This is nice timing, with Vermont having just become the first state to call for a Constitutional Convention to strip legalized bribery out of U.S. politics, and with the U.S. Senate planning a vote on a Constitutional amendment to allow Congress to limit said bribery. Sixteen states have urged Congress to act, which remains a quixotic pursuit. Even more disturbing than Congressional dithering is the failure of each of those 16 states to tack on a few words to do what Vermont has done and create a work-around should Congress members choose not to bite the greasy hand that feeds them. Think about what must motivate that failure to add a call for a Constitutional Convention.
The buck stops with you, Mr. President. If you want to stop a bloody civil war between east and west Ukraine and avert Russian military intervention in eastern Ukraine, you may be able to do so before the violence hurtles completely out of control. You need to take the initiative and do it now.
We recommend that you publicly disavow any wish to incorporate Ukraine into NATO and that you make it clear to Moscow that you are prepared to meet personally with Russian President Vladimir Putin without delay to discuss ways to defuse the crisis and recognize the legitimate interests of the various parties.
You are surely aware by now that some of your key advisers do not share the goal of heading off even more serious violence. Or, if they do, it is hard to understand why they are giving you such a one-sided picture of the genesis of and the culpability for what has become an almost inexorable slide toward still wider hostilities and untold human misery among Ukrainians.

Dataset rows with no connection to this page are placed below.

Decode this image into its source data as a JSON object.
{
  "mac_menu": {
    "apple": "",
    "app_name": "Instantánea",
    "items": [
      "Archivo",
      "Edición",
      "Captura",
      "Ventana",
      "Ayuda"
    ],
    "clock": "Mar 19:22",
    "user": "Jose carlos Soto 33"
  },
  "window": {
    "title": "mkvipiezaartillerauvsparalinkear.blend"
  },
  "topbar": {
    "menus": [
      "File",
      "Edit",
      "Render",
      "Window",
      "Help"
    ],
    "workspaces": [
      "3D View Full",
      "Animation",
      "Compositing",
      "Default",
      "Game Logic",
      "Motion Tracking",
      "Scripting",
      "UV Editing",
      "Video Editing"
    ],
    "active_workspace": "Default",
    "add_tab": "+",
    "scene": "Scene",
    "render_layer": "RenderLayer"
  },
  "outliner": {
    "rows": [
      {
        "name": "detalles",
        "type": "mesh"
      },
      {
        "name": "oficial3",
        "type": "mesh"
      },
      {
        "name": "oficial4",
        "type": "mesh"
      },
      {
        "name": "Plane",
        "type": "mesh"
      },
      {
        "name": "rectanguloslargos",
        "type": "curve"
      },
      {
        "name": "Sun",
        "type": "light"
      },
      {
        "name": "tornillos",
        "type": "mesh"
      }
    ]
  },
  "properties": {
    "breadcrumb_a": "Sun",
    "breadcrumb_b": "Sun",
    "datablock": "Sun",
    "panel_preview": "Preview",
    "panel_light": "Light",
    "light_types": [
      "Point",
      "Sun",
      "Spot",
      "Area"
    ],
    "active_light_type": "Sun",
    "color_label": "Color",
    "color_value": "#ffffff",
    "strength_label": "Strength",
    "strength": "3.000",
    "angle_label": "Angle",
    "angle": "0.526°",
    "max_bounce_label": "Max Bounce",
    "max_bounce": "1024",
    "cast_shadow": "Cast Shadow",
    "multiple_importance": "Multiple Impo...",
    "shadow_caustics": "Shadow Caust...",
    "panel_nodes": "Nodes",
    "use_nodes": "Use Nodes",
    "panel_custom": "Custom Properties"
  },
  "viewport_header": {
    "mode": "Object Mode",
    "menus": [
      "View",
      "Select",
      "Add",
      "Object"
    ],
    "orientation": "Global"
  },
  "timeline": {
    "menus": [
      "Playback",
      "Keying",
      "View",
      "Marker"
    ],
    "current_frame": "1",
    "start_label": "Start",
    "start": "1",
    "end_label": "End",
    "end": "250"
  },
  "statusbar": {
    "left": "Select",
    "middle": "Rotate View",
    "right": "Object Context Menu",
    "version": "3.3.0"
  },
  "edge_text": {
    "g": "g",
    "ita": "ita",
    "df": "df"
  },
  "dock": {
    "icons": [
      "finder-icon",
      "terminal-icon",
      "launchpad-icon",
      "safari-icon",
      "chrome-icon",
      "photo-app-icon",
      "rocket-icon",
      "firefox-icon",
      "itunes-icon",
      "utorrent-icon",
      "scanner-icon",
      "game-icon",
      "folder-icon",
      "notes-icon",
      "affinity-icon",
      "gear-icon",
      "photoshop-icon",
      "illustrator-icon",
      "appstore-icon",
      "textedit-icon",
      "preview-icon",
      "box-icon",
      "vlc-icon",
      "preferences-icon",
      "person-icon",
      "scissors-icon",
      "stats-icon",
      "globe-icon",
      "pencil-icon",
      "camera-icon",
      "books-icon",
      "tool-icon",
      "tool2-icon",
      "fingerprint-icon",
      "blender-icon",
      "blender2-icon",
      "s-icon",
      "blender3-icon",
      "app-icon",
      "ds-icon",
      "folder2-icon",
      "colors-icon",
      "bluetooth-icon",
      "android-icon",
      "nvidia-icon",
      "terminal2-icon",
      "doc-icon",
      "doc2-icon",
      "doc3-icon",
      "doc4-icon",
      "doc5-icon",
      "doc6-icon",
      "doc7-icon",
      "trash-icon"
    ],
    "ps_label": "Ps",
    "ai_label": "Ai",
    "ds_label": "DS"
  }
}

The law is a social code put into place by those who have property and personal interests to protect. Contrary to what those who hold the scepter proclaim, the law is written neither by god, nor by popular opinion. Anyone with even a cursory knowledge of capitalist politics understands that the laws are made through a series of money transfers and corporate-friendly loopholes, and are then enforced through again another set of bribes and underhanded deals. It is, of course, in the interest of the state to promote the idea that the law is established by general consensus, mirroring the universal consciousness of the nation - even among an educated population the law is seen with a sort of divinity, as though god is personally invested in the law of any given state. Yet, when the will of two different states contradict, of course god always seems to jump to the side of whoever has the bigger weapons and deeper pockets. Strange, it seems, that god would seek to exert his will through corporate corruption, bourgeois bribes, and devious drones.
Today, after four years of servility and weak leadership in the face of a Harper government bent on an aggressive agenda of assimilation and termination of First Nations, National Chief Shawn Atleo was forced by popular pressure and a brewing chiefs’ revolt to resign, the first time a national chief has resigned since the creation of the institution. Throughout his term, Atleo has been more concerned with keeping Ottawa happy than with representing the aspirations of FirstNations people. When people rose up during Idle No More, he undermined the movement by legitimizing the government’s empty posturing by attending a controversial meeting with the Prime Ministers’ Office on January 11, 2013 without the mandate of the Chiefs in Assembly.
Most recently, he has served as the fig leaf for the government’s Orwellian First NationsEducation Act, which aims to finish the job of “killing the Indian in the child” that residential schools began by placing First Nations education under the control of governments and central authorities remote from the realities of First Nations - all while disingenuously claiming to placeeducation under First Nations control. This was too much for First Nations peoples, and many chiefs, to bear.